Reggie Garrett, who was a West Orange, Texas, high school football player, had just pitched his second touchdown pass of the game Friday night when he jogged into the sidelines, gave a trainer a low-five and dropped.
Just over an hour later, doctors at Memorial Hermann Baptist Orange Hospital announced the 17-year-old senior dead.
Football deaths remain infrequent, but the sport can be dangerous. That doesn’t mean children should not play, experts say, but it does imply parents and coaches should take injuries seriously.
According to the American Football Coaches Association, deaths directly caused by soccer accidents have been rising since 1931, when the institution began keeping records, and deaths from indirect causes have held steady since 1966.
In addition to that, over fifteen others (12 high schoolers, one non-school participant and two college players) died of indirect causes, such as an underlying medical problem or heat stroke, the report stated.
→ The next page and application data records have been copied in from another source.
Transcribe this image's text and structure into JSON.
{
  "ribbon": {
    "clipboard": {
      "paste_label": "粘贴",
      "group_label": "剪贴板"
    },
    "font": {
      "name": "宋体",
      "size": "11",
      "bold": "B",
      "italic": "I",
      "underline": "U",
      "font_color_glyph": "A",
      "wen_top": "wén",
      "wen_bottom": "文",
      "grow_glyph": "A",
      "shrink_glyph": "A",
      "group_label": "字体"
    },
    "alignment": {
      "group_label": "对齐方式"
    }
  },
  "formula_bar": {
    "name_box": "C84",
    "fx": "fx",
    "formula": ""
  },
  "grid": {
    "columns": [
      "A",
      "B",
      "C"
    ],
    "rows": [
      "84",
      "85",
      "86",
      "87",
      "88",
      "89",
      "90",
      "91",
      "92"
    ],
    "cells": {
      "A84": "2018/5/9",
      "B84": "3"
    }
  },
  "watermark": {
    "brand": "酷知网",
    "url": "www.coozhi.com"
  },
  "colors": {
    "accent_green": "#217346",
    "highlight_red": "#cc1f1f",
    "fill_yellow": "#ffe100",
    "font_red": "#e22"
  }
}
Concussion testing prevents players from concealing their head injuries for fear of being benched, said Elizabeth Jacobs, a pediatric emergency medicine physician at Hasbro Children’s Hospital who’s helping to execute preseason testing for all 10,000 high school athletes who play sports at Rhode Island.